As you can see this is an example of ‘unclean language’ with the team lead having added their own words to the mix before the team member could communicate exactly why they felt stuck. The team lead has led the employee to the idea that the latter feels stuck because there is little opportunity to advance, instead of allowing them to arrive at that realization on their own.

Conversely, a dialogue between both parties involving clean language should be something like this:

Team Member: “I feel stuck in my department”.

Team Lead: “You feel stuck is what I heard; can you elaborate?”

Team Member: “I work on the same projects all the time. It’s like I don’t really matter.”

Team Lead: “And, is there anything elseÉ.

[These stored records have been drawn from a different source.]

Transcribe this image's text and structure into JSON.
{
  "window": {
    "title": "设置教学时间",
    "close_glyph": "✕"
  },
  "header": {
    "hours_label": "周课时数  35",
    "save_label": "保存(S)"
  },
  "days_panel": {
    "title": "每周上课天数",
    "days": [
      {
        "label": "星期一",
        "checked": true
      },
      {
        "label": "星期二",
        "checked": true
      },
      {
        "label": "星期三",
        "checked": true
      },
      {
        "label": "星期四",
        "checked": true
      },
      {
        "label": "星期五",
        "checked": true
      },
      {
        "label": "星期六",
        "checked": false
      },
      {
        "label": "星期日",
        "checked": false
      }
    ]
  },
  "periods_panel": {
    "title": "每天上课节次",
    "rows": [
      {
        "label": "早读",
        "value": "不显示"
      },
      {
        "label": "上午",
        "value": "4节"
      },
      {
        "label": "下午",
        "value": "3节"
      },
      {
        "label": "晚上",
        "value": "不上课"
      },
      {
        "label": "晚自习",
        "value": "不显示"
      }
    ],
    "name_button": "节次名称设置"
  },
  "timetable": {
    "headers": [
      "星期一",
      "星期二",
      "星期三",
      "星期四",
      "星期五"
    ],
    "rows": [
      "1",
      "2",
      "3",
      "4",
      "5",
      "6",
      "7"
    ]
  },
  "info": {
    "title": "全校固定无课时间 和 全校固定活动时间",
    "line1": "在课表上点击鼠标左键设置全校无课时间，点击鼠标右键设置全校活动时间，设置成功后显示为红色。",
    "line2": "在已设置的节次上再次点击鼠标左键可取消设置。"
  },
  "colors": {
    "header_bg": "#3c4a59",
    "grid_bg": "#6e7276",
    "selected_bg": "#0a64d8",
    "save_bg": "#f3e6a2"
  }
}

Team Member: “Well, I used to feel like I was valued. My boss always asked for my opinion on big projects. But, my new manager never seeks my advice or sends me challenging assignments. So, I’m just spinning my wheels there.”

In this conversation, by using clean language the team lead has elicited the understanding of ‘Stuck’ from the employee’s perspective and allowed the conversation to move with evidence. By consistently using this technique, the lead can make the employee feel more comfortable and open up, thus helping to lend clarity to the situation.

Clean Language calls for the questioner to keep their assumptions and metaphors out of the dialogue as much as possible and allow the team member to explore his own metaphors. By being aware of and following this format, we can get in touch with our gut feelings about an issue even when we don’t yet have words to convey them. 

Charles D’Cruz
is a Life Coach, facilitator and consultant.